Story Source:

The above story is based on materials provided by United States Department of Agriculture - Research, Education and Economics. The original article was written by Dennis O'Brien. Note: Materials may be edited for content and length.


Cite This Page:

United States Department of Agriculture - Research, Education and Economics. "Labor-saving way to monitor vast rangelands." ScienceDaily. ScienceDaily, 29 September 2011. <www.sciencedaily.com/releases/2011/09/110927124655.htm>.
United States Department of Agriculture - Research, Education and Economics. (2011, September 29). Labor-saving way to monitor vast rangelands. ScienceDaily. Retrieved December 21, 2014 from www.sciencedaily.com/releases/2011/09/110927124655.htm
United States Department of Agriculture - Research, Education and Economics. "Labor-saving way to monitor vast rangelands." ScienceDaily. www.sciencedaily.com/releases/2011/09/110927124655.htm (accessed December 21, 2014).

Share This


More From ScienceDaily



More Plants & Animals News

Sunday, December 21, 2014

Featured Research
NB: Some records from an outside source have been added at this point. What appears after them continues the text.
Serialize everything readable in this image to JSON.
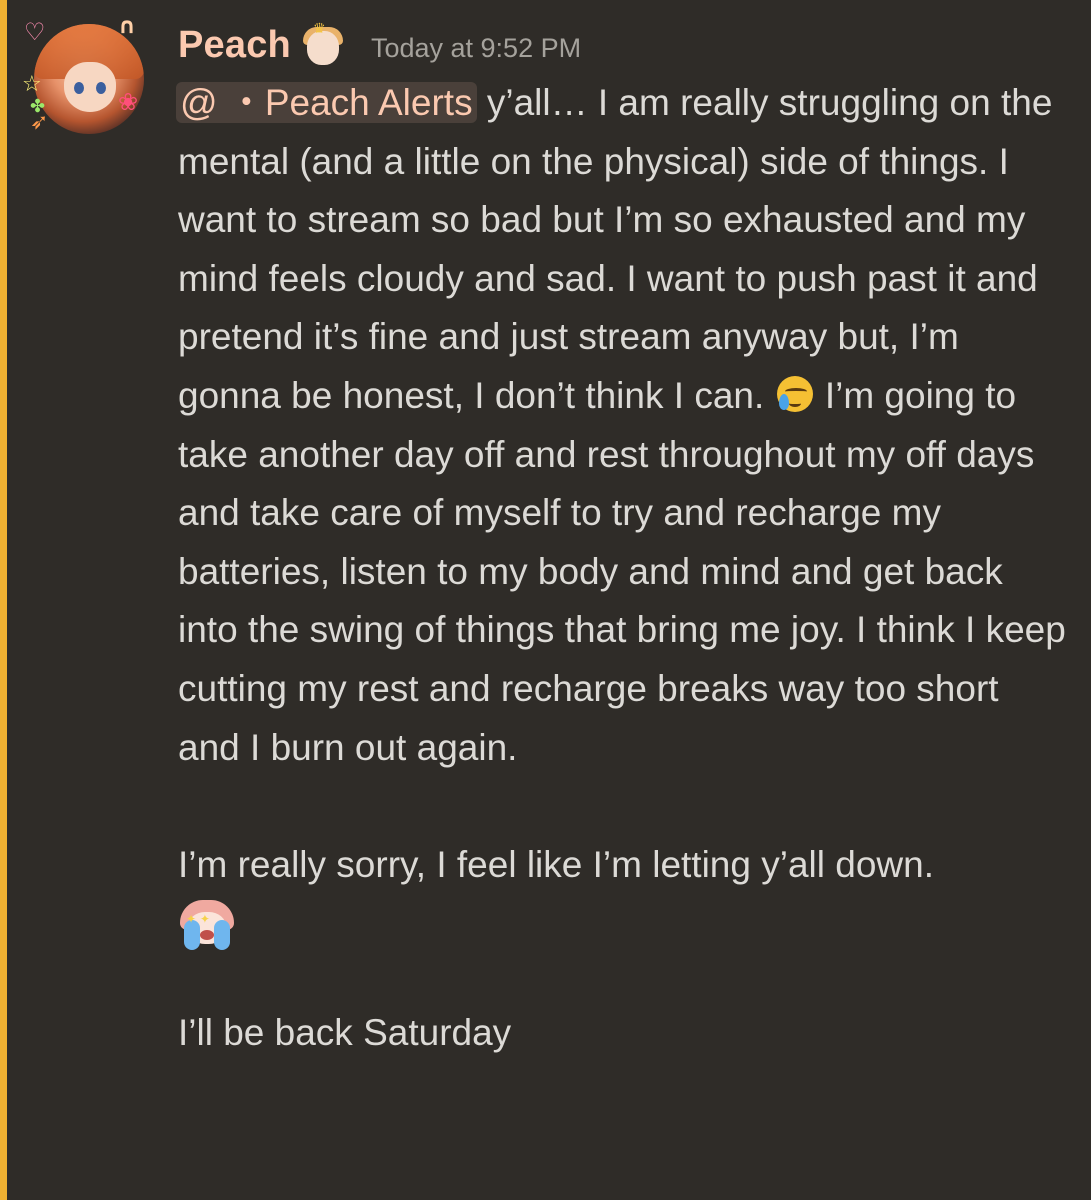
{
  "message": {
    "author": {
      "username": "Peach",
      "avatar_icon": "anime-avatar-icon",
      "role_icon": "crowned-avatar-role-icon"
    },
    "timestamp": "Today at 9:52 PM",
    "mention": "@ ・Peach Alerts",
    "paragraph1_text": " y’all… I am really struggling on the mental (and a little on the physical) side of things. I want to stream so bad but I’m so exhausted and my mind feels cloudy and sad. I want to push past it and pretend it’s fine and just stream anyway but, I’m gonna be honest, I don’t think I can. ",
    "paragraph1_emoji": "face-holding-back-tears-emoji",
    "paragraph1_text_after": " I’m going to take another day off and rest throughout my off days and take care of myself to try and recharge my batteries, listen to my body and mind and get back into the swing of things that bring me joy. I think I keep cutting my rest and recharge breaks way too short and I burn out again.",
    "paragraph2_text": "I’m really sorry, I feel like I’m letting y’all down.",
    "paragraph2_emote": "crying-anime-emote",
    "paragraph3_text": "I’ll be back Saturday"
  },
  "colors": {
    "background": "#2f2c28",
    "mention_bar": "#f0b132",
    "username": "#fbc9b0",
    "text": "#dcdad6",
    "timestamp": "#a5a29c"
  }
}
from universities, journals, and other organizations


Featured Videos

from AP, Reuters, AFP, and other news services

Researchers Test Colombian Village With High Alzheimer's Rates

Researchers Test Colombian Village With High Alzheimer's Rates
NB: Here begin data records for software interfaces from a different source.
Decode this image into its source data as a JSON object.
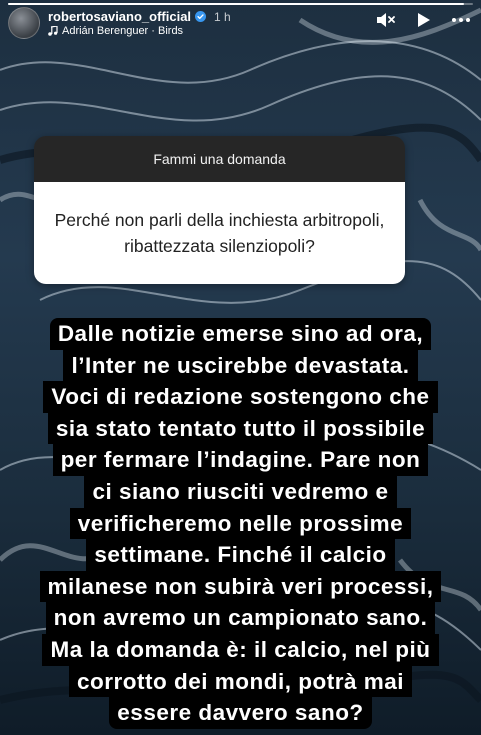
{
  "story": {
    "progress": 0.98,
    "username": "robertosaviano_official",
    "verified": true,
    "time_ago": "1 h",
    "music_label": "Adrián Berenguer · Birds",
    "icons": {
      "verified": "verified-badge-icon",
      "music": "music-note-icon",
      "mute": "speaker-muted-icon",
      "play": "play-icon",
      "more": "more-options-icon"
    }
  },
  "question_sticker": {
    "header": "Fammi una domanda",
    "question": "Perché non parli della inchiesta arbitropoli, ribattezzata silenziopoli?"
  },
  "answer": {
    "lines": [
      "Dalle notizie emerse sino ad ora,",
      "l’Inter ne uscirebbe devastata.",
      "Voci di redazione sostengono che",
      "sia stato tentato tutto il possibile",
      "per fermare l’indagine. Pare non",
      "ci siano riusciti vedremo e",
      "verificheremo nelle prossime",
      "settimane. Finché il calcio",
      "milanese non subirà veri processi,",
      "non avremo un campionato sano.",
      "Ma la domanda è: il calcio, nel più",
      "corrotto dei mondi, potrà mai",
      "essere davvero sano?"
    ]
  },
  "colors": {
    "sticker_header_bg": "#262626",
    "sticker_body_bg": "#ffffff",
    "answer_bg": "#000000",
    "answer_text": "#ffffff",
    "verified_blue": "#3897f0"
  }
}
AFP (Dec. 19, 2014) In Yarumal, a village in N. Colombia, Alzheimer's has ravaged a disproportionately large number of families. A genetic "curse" that may pave the way for research on how to treat the disease that claims a new victim every four seconds. Duration: 02:42 Video provided by AFP
Powered by NewsLook.com
Monarch Butterflies Descend Upon Mexican Forest During Annual Migration

Monarch Butterflies Descend Upon Mexican Forest During Annual Migration

Reuters - Light News Video Online (Dec. 19, 2014) Millions of monarch butterflies begin to descend onto Mexico as part of their annual migration south. Rough Cut (no reporter narration) Video provided by Reuters
Powered by NewsLook.com
The Best Protein-Filled Foods to Energize You for the New Year

The Best Protein-Filled Foods to Energize You for the New Year

Buzz60 (Dec. 19, 2014) The new year is coming and nothing will energize you more for 2015 than protein-filled foods. Fitness and nutrition expert John Basedow (@JohnBasedow) gives his favorite high protein foods that will help you build muscle, lose fat and have endless energy. Video provided by Buzz60
Powered by NewsLook.com
Birds Might Be Better Meteorologists Than Us

Birds Might Be Better Meteorologists Than Us

Newsy (Dec. 19, 2014) A new study suggests a certain type of bird was able to sense a tornado outbreak that moved through the U.S. a day before it hit. Video provided by Newsy
Powered by NewsLook.com

Search ScienceDaily

Number of stories in archives: 140,361

Find with keyword(s):
Enter a keyword or phrase to search ScienceDaily for related topics and research stories.

Save/Print:
Share:

Breaking News:

Strange & Offbeat Stories


Plants & Animals

Earth & Climate

Fossils & Ruins

In Other News

... from NewsDaily.com

Science News

Health News

Environment News

Technology News



Save/Print:
Share:

Free Subscriptions


Get the latest science news with ScienceDaily's free email newsletters, updated daily and weekly. Or view hourly updated newsfeeds in your RSS reader:

Get Social & Mobile


Keep up to date with the latest news from ScienceDaily via social networks and mobile apps:

Have Feedback?


Tell us what you think of ScienceDaily -- we welcome both positive and negative comments. Have any problems using the site? Questions?
Mobile: iPhone Android Web
Follow: Facebook Twitter Google+
Subscribe: RSS Feeds Email Newsletters
Latest Headlines Health & Medicine Mind & Brain Space & Time Matter & Energy Computers & Math Plants & Animals Earth & Climate Fossils & Ruins